I love hearing stories about how people got a job or a new client in the marketing industry because almost every story is unique. It seems like whenever someone gets their dream job or client, the story includes a chance meeting, a connection through a long lost friend or a creative way to get the decision maker’s attention.
Those stories are entertaining, but not surprising because:
- More people than ever are looking for work or new clients and the competition is stiff.
- A simple resume just doesn’t do it anymore. If you’re playing the numbers game and just blasting out as many resumes as possible, you might as well be trying to contact the potential employer/client by way of telegraph.
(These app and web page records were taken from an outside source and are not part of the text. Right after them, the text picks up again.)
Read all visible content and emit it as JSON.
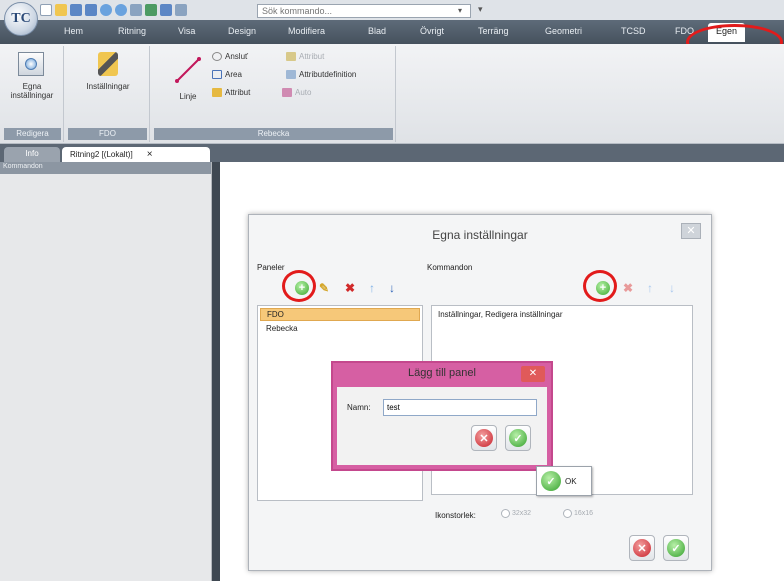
{
  "app": {
    "logo_text": "TC"
  },
  "qat": {
    "search_placeholder": "Sök kommando..."
  },
  "menu_tabs": [
    "Hem",
    "Ritning",
    "Visa",
    "Design",
    "Modifiera",
    "Blad",
    "Övrigt",
    "Terräng",
    "Geometri",
    "TCSD",
    "FDO",
    "Egen"
  ],
  "active_tab": "Egen",
  "ribbon": {
    "groups": [
      {
        "name": "Redigera",
        "buttons": [
          {
            "label": "Egna inställningar"
          }
        ]
      },
      {
        "name": "FDO",
        "buttons": [
          {
            "label": "Inställningar"
          }
        ]
      },
      {
        "name": "Rebecka",
        "large": {
          "label": "Linje"
        },
        "small": [
          {
            "label": "Ansluť",
            "enabled": true
          },
          {
            "label": "Attribut",
            "enabled": false
          },
          {
            "label": "Area",
            "enabled": true
          },
          {
            "label": "Attributdefinition",
            "enabled": true
          },
          {
            "label": "Attribut",
            "enabled": true
          },
          {
            "label": "Auto",
            "enabled": false
          }
        ]
      }
    ]
  },
  "doc_tabs": [
    {
      "label": "Info"
    },
    {
      "label": "Ritning2 [(Lokalt)]",
      "active": true,
      "close": "×"
    }
  ],
  "left_panel": {
    "header": "Kommandon"
  },
  "dialog": {
    "title": "Egna inställningar",
    "close": "✕",
    "panels_label": "Paneler",
    "commands_label": "Kommandon",
    "panels": [
      "FDO",
      "Rebecka"
    ],
    "selected_panel": "FDO",
    "commands": [
      "Inställningar, Redigera inställningar"
    ],
    "icon_size_label": "Ikonstorlek:",
    "icon_sizes": [
      "32x32",
      "16x16"
    ]
  },
  "popup": {
    "title": "Lägg till panel",
    "close": "✕",
    "name_label": "Namn:",
    "name_value": "test"
  },
  "tooltip": {
    "text": "OK"
  },
  "colors": {
    "annotation_ring": "#e21b1b",
    "popup_border": "#d65fa3",
    "selection": "#f6c879"
  }
}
- Potential employers don’t have time to read resumes. At best, they skim the resume for one or two key points. Potential clients aren’t even giving your self-promotion materials that much time.
I really like this story of a guy who tweeted his way into a job at CP+B. Alex Bogusky says in this piece that it was as simple as this guy getting their attention in a way that was consistent with his own personal brand. So in other words, this guy activated his job search as a very specific and niche marketing campaign.
Although this hasn’t resulted in a job, I found a guy named Brandon Doyle on Facebook who was looking for a very specific job with my current employer. He took a chance and used Facebook advertising to get my attention. Not that I pay attention to Facebook ads, but it caught my eye and I loved the fact that he found a different way to get our attention.
Those are two really creative and effective ways to get attention. If you’re looking for a new gig, what are you doing to get the attention of your dream employer in your job search?
If you’ve read some of my previous posts, you might know that I’m not all that impressed with my college education. One of the reasons is because I don’t think I was properly prepared to find a job in field of study. I distinctly remember my Advertising professor telling us that Advertising Sales jobs are a great way to get into Account Management at an ad agency. Um, not true.
Throughout my career, I’ve been really lucky in being able to find jobs that I love, but I’ve had to work for it. Being that I’ve had some good gigs, I often get asked by younger marketers and recent college grads how to break into the industry. It can be tough at times because marketing is one of those “need experience to get experience” deals, but here’s some advice to those of you trying to “get a foot in the door”.
- Write a blog. Things have changed. Resumes are old school. Sharing your thoughts, ideas, work and accomplishments online is how it’s done now. I’m way more impressed with young marketers that proactively share ideas.
- Promote your blog to people you want to work for. I love finding marketing blogs written by college students or recent grads. The content come from a different perspective and is way less boring than the stodgy stuff the old school thinkers come up with.
- Be a specialist. It used to be that employers looked for “generalists” – people that could do a little bit of everything. Now, we’re in an age of specialization, so carve out your own niche and specialize in a particular area. The narrower the focus, the better because you will eventually be the perfect fit for your perfect job.
- Target some influencers and get a meeting with them. Figure out who could help you nail down that job and invite them out to lunch. It’s a perfect opportunity to informally introduce yourself and make an impression. Plus, you would be amazed at how much people will do to help someone out once they meet them face-to-face. Knowing someone over email or phone doesn’t have nearly the same impact.
- Find a field/mobile marketing job. There are a lot of agencies that are hiring recent college grads to go out and represent Fortune 500 clients and activate marketing programs. This is a great way to get some big names on resume (or blog!) and learn about consumer behaviors first hand.
- Start your own gig. No better time than the present! And let’s face it – it’s a lot tougher to start your own gig when you’re pulling down a good salary and/or have kids.
Screw resumes, they’re obsolete.
I’m not looking for a job or anything, but when I do, my resume will just tell people to “google me” and give them some search words to get them started.
If I was hiring and received a resume that did this, I would be uber impressed. Right off the bat, it would tell me that this candidate has:
- confidence in what other people say about them.
- made an impact their.
- no interest in feeding me a line of bullshit and is the real deal.
Now whether they’re the right fit for the position and has the right skills, that another question. But at least you’ve cut through the clutter.
So here’s my resume. Go ahead. Google me:
(props to my friend Mandy for sparking this idea)